Defendant's second contention, that these breaches were not litigated or necessary to the result reached in Drexel, is similarly unavailing. The conduct listed above were key to the findings of liability in the Drexel litigation; all were actually and necessarily established. So too was the Court's factual finding and conclusion that Posner "engaged in fraudulent conduct in [his] corporate capacities." 837 F. Supp. at 615. The Court explicitly took into consideration all these facts--as well as Posner's "long and notorious history of engaging in self-dealing and corporate waste to the detriment of the public shareholders of the companies under their control" id. at 603--in deciding to ban Posner permanently from the boardrooms of listed corporations. Together these acts clearly evidence that Posner repeatedly used his PEC corporate offices to further his personal interests at the expense of the corporation, thereby breaching his fiduciary duties owed to the corporation.
Plaintiff's motion for partial summary judgment of liability on his claim for breach of fiduciary duties established by collateral estoppel emanating from the Drexel findings and judgment is well grounded.

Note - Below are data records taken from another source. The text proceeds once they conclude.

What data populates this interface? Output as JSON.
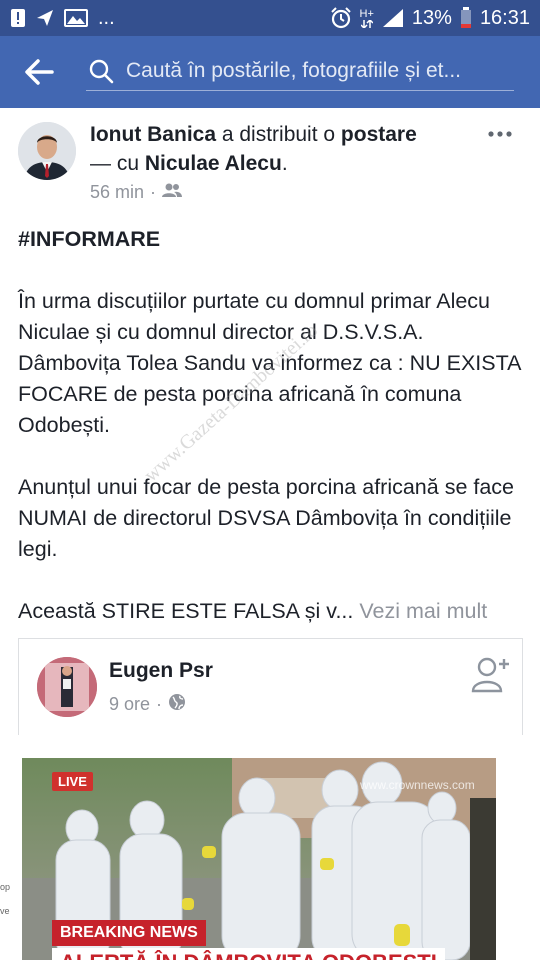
{
  "status_bar": {
    "signal_label": "H+",
    "battery": "13%",
    "time": "16:31",
    "overflow": "...",
    "icons": [
      "alert-icon",
      "send-icon",
      "gallery-icon",
      "alarm-icon",
      "network-icon",
      "signal-icon",
      "battery-icon"
    ]
  },
  "search": {
    "placeholder": "Caută în postările, fotografiile și et..."
  },
  "post": {
    "author": "Ionut Banica",
    "action_text": " a distribuit o ",
    "object": "postare",
    "with_text": " — cu ",
    "tagged": "Niculae Alecu",
    "tail": ".",
    "time": "56 min",
    "privacy_sep": "·",
    "hashtag": "#INFORMARE",
    "para1": "În urma discuțiilor purtate cu domnul primar Alecu Niculae și cu domnul director al D.S.V.S.A. Dâmbovița Tolea Sandu va informez ca : NU EXISTA FOCARE de pesta porcina africană în comuna Odobești.",
    "para2": "Anunțul unui focar de pesta porcina africană se face NUMAI de directorul DSVSA Dâmbovița în condițiile legi.",
    "para3": "Această STIRE ESTE FALSA și v...",
    "see_more": " Vezi mai mult"
  },
  "watermark": "www.Gazeta-Dambovitei.ro",
  "shared": {
    "name": "Eugen Psr",
    "time": "9 ore",
    "sep": "·"
  },
  "news": {
    "live": "LIVE",
    "site": "www.crownnews.com",
    "breaking": "BREAKING NEWS",
    "headline": "ALERTĂ ÎN DÂMBOVIȚA ODOBEȘTI"
  },
  "side_strip": [
    "op",
    "ve"
  ],
  "colors": {
    "statusbar": "#34508f",
    "searchbar": "#4267b2",
    "breaking": "#c6222b",
    "live": "#d0312d"
  }
}
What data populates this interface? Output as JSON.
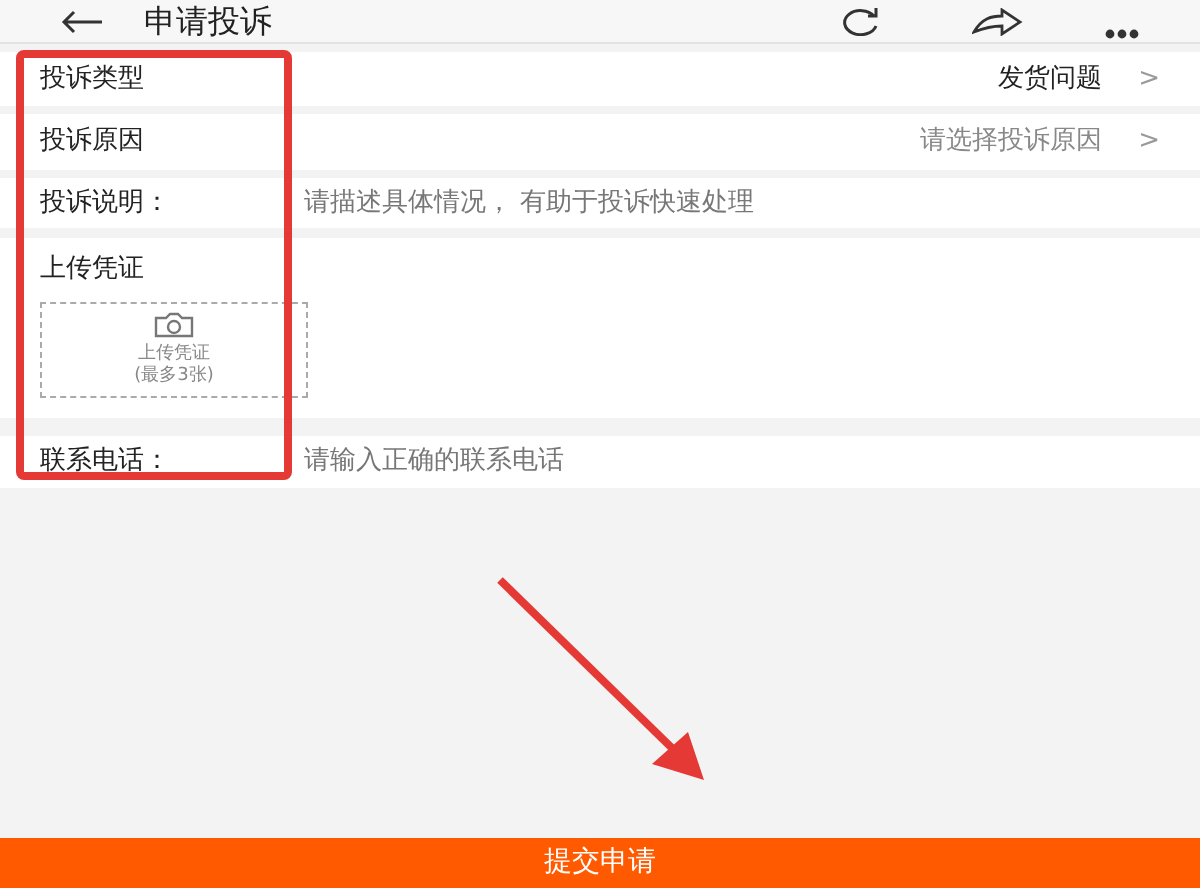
{
  "header": {
    "title": "申请投诉"
  },
  "form": [
    {
      "kind": "select",
      "label": "投诉类型",
      "value": "发货问题",
      "chevron": ">"
    },
    {
      "kind": "select",
      "label": "投诉原因",
      "placeholder": "请选择投诉原因",
      "chevron": ">"
    },
    {
      "kind": "text",
      "label": "投诉说明：",
      "placeholder": "请描述具体情况， 有助于投诉快速处理"
    },
    {
      "kind": "upload",
      "label": "上传凭证",
      "button_text": "上传凭证",
      "button_note": "(最多3张)"
    },
    {
      "kind": "text",
      "label": "联系电话：",
      "placeholder": "请输入正确的联系电话"
    }
  ],
  "submit": "提交申请",
  "highlight_box": true,
  "arrow": true
}
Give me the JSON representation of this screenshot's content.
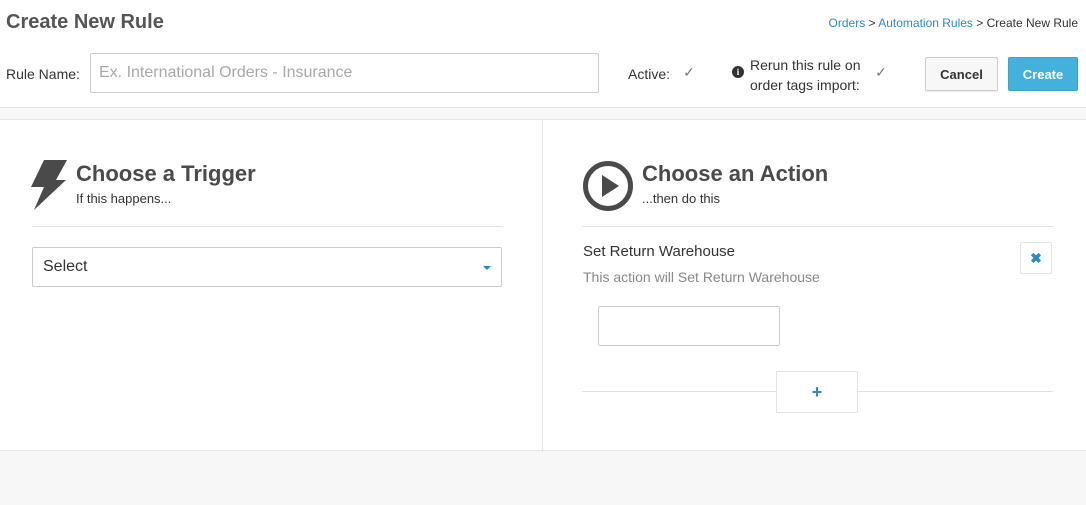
{
  "header": {
    "title": "Create New Rule",
    "breadcrumb": {
      "orders": "Orders",
      "sep1": " > ",
      "automation_rules": "Automation Rules",
      "sep2": " > ",
      "current": "Create New Rule"
    }
  },
  "form": {
    "rule_name_label": "Rule Name:",
    "rule_name_value": "",
    "rule_name_placeholder": "Ex. International Orders - Insurance",
    "active_label": "Active:",
    "active_checked": true,
    "rerun_label": "Rerun this rule on order tags import:",
    "rerun_checked": true,
    "cancel_label": "Cancel",
    "create_label": "Create"
  },
  "trigger": {
    "title": "Choose a Trigger",
    "subtitle": "If this happens...",
    "select_value": "Select",
    "icon": "lightning-bolt-icon"
  },
  "action": {
    "title": "Choose an Action",
    "subtitle": "...then do this",
    "icon": "play-circle-icon",
    "items": [
      {
        "name": "Set Return Warehouse",
        "description": "This action will Set Return Warehouse",
        "value": ""
      }
    ]
  },
  "colors": {
    "accent": "#2a8bc4",
    "primary_button": "#43b1db",
    "title_text": "#4a4a4a"
  }
}
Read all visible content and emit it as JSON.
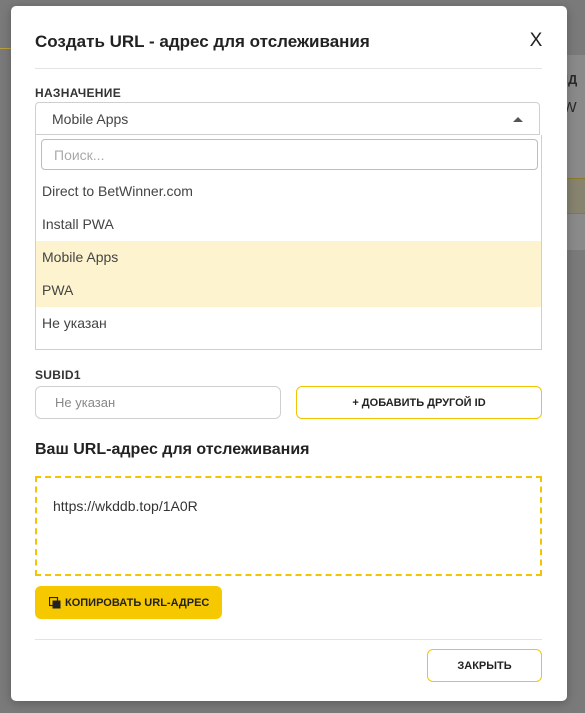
{
  "background": {
    "partial_text_1": "ЕНД",
    "partial_text_2": "etW"
  },
  "modal": {
    "title": "Создать URL - адрес для отслеживания",
    "close_label": "X",
    "purpose": {
      "label": "НАЗНАЧЕНИЕ",
      "selected": "Mobile Apps",
      "search_placeholder": "Поиск...",
      "options": [
        "Direct to BetWinner.com",
        "Install PWA",
        "Mobile Apps",
        "PWA",
        "Не указан"
      ]
    },
    "subid": {
      "label": "SUBID1",
      "placeholder": "Не указан",
      "add_button": "+ ДОБАВИТЬ ДРУГОЙ ID"
    },
    "tracking": {
      "heading": "Ваш URL-адрес для отслеживания",
      "url": "https://wkddb.top/1A0R",
      "copy_button": "КОПИРОВАТЬ URL-АДРЕС"
    },
    "footer": {
      "close_button": "ЗАКРЫТЬ"
    }
  },
  "colors": {
    "accent": "#f5c800",
    "highlight": "#fdf4cf",
    "overlay": "#7a7a7a"
  }
}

Plaintiff's motion for partial summary judgment of liability of Victor Posner on the claims herein based on Section 10(b) and Rule 10b-5 and on breach of fiduciary duty is granted. This opinion and the minutes of the hearing on this motion, which are hereby made part of this order and decision, shall constitute the findings of fact and conclusions of law in accordance with Fed. R. Civ. P. 52(a). The trial on the issue of damages shall proceed as scheduled.
Dated: March 31, 1994
New York, New York
Senior United States District Judge